Visiting the Seals at Horsey
Published: Monday 27th Jan 2020
Written by: Isobel Taylor
If you are lucky enough to be visiting Norfolk in the Winter then visiting the Grey Seal pups is a real must. From November to the end of January seals descend onto the shores of Horsey and Winterton to give birth to their pups. With one of the largest seal colonies in the country, this sight is one rarely matched elsewhere across the nation.
Walking along the dunes of Horsey and Winterton can be an amazing way to explore the beauty of the Norfolk Coast but the level of interest in the seals has, in the past, lead to pup fatalities.The Friends of Horsey Seals (FoHS) was set up in 2011 to protect the seals from human intervention and to educate the general public about the seals, so that we can learn to appreciate and respect the animals.
The FoHS have put together some top tips to enjoy the seals, respecting them in their natural environment and ultimately, have a great day out!
Stay at least 10 meters away from the seals at all times (bull seals are aggressive and can move much faster than you can run).
Between November and the end of January each year the FoHS shut the beach to the public to allow the seals space to nurse the newborn pups.This doesn’t mean you can’t come visit them though! FoHS have created roped paths and viewing areas where you can still get a great view of the little pups.
Never get between a mum and her pup, this puts yourself in danger and can lead to her abandoning her pup.
Don’t chase the pups into the water, those with white coats are not waterproof and will not survive in the water.
- FoHS advise that dogs be left at home as this can put both the seals and dogs in danger (seals can bite too!).
If you do decide to bring your dog, keep them on a close lead at all times.
FoHS launched a new campaign last year to emphasise the harm litter, in particular plastic, can have on the seals.
Seal pups are just as inquisitive as your little ones. When they find items such as flying rings (frisbees) in the water they start to play with them, often getting their heads trapped in them. As young seals grow these flying rings start to dig into their flesh, affecting their ability to hunt for food and survive.
Three of these ‘necklaced’ pups have been found on the beaches at Horsey and Winterton and have had to be taken for treatment.
FoHS understand that using these flying rings is great fun and a fantastic way for everyone to enjoy healthy outdoor exercise. They recommend that you use the frisbees up the beach, in an area where it is not at risk of landing in the sea.

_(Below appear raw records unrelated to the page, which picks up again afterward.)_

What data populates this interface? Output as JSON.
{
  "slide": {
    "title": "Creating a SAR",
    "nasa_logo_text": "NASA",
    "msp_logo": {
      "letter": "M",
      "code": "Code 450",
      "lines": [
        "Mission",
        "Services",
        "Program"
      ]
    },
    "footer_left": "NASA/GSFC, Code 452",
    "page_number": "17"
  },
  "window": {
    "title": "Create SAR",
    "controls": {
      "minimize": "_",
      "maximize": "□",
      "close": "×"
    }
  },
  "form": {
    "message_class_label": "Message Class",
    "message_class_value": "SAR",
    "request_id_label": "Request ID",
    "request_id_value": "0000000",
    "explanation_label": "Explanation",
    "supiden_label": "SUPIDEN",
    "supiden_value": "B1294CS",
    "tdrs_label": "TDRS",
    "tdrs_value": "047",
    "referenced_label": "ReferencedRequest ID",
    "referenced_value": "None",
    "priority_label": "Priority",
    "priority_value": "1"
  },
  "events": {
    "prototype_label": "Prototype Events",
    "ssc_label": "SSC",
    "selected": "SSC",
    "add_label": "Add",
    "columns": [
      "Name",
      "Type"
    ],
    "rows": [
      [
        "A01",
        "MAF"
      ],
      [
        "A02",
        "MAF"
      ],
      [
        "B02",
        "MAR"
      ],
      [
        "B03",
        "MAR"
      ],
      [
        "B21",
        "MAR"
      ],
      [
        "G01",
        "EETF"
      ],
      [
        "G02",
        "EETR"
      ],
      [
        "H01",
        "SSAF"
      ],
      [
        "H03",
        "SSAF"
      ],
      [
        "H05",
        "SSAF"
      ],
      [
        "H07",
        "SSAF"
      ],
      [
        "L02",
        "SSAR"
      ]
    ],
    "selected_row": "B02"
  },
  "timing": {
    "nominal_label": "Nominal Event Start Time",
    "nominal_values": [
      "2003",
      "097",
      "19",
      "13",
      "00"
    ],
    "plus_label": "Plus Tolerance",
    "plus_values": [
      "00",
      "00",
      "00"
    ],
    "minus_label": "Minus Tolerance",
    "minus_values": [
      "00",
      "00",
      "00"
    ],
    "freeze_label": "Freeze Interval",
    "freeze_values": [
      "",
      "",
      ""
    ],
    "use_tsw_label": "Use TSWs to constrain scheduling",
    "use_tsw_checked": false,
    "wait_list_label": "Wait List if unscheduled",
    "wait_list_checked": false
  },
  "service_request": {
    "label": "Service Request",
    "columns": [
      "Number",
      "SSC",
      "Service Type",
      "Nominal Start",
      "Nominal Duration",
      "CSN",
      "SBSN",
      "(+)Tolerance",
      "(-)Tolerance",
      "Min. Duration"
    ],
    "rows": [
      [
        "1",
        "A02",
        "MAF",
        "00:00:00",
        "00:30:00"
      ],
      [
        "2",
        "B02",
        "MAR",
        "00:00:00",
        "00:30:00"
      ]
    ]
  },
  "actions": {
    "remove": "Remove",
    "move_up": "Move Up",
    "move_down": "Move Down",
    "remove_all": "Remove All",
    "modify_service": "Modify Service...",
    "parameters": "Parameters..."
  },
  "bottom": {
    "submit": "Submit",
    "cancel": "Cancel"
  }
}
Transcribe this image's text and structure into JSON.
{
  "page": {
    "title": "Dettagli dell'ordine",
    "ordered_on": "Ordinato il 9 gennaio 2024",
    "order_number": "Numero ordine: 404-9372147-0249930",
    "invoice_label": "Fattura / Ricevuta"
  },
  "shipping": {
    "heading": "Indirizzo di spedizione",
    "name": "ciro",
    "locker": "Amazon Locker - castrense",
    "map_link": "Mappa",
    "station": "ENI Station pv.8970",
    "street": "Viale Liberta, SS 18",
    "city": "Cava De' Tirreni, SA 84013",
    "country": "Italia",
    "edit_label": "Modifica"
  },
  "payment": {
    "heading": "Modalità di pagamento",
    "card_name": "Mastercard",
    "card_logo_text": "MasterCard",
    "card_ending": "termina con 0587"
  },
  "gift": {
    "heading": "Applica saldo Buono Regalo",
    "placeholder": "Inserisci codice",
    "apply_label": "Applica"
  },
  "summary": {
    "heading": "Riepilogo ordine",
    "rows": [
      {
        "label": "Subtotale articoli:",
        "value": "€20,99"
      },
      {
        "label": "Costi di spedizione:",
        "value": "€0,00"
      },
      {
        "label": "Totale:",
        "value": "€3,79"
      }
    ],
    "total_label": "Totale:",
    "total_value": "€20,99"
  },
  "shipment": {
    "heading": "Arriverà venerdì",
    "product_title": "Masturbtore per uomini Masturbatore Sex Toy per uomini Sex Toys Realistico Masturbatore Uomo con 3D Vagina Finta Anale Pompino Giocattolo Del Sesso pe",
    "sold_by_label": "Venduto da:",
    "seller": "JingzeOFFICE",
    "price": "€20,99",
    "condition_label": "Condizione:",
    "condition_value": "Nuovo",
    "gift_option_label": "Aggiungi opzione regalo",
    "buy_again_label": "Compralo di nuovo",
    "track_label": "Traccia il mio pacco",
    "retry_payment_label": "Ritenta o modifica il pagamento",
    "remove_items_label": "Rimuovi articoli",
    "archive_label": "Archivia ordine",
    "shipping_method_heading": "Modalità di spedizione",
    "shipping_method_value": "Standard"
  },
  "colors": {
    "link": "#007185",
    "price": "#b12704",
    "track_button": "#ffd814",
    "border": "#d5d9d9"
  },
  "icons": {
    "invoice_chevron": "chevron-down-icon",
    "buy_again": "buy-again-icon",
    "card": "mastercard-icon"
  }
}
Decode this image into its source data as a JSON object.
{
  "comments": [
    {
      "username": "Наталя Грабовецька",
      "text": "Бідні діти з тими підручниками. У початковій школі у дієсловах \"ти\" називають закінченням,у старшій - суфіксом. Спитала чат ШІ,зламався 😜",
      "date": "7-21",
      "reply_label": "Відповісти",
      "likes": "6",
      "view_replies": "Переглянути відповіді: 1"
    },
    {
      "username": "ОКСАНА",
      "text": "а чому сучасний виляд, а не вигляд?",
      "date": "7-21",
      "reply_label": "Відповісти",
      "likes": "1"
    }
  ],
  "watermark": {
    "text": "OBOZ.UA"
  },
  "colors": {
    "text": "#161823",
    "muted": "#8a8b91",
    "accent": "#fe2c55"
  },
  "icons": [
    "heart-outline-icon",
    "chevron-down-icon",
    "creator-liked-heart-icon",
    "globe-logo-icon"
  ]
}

Seal wardens are present at Horsey throughout the pupping season if you would like to find out more or are concerned about a seal.
Alternatively, if you see a seal in distress (injured, caught in plastic etc) please call FoHS - 07706 314514 or the RSPCA on 0300 1234 999.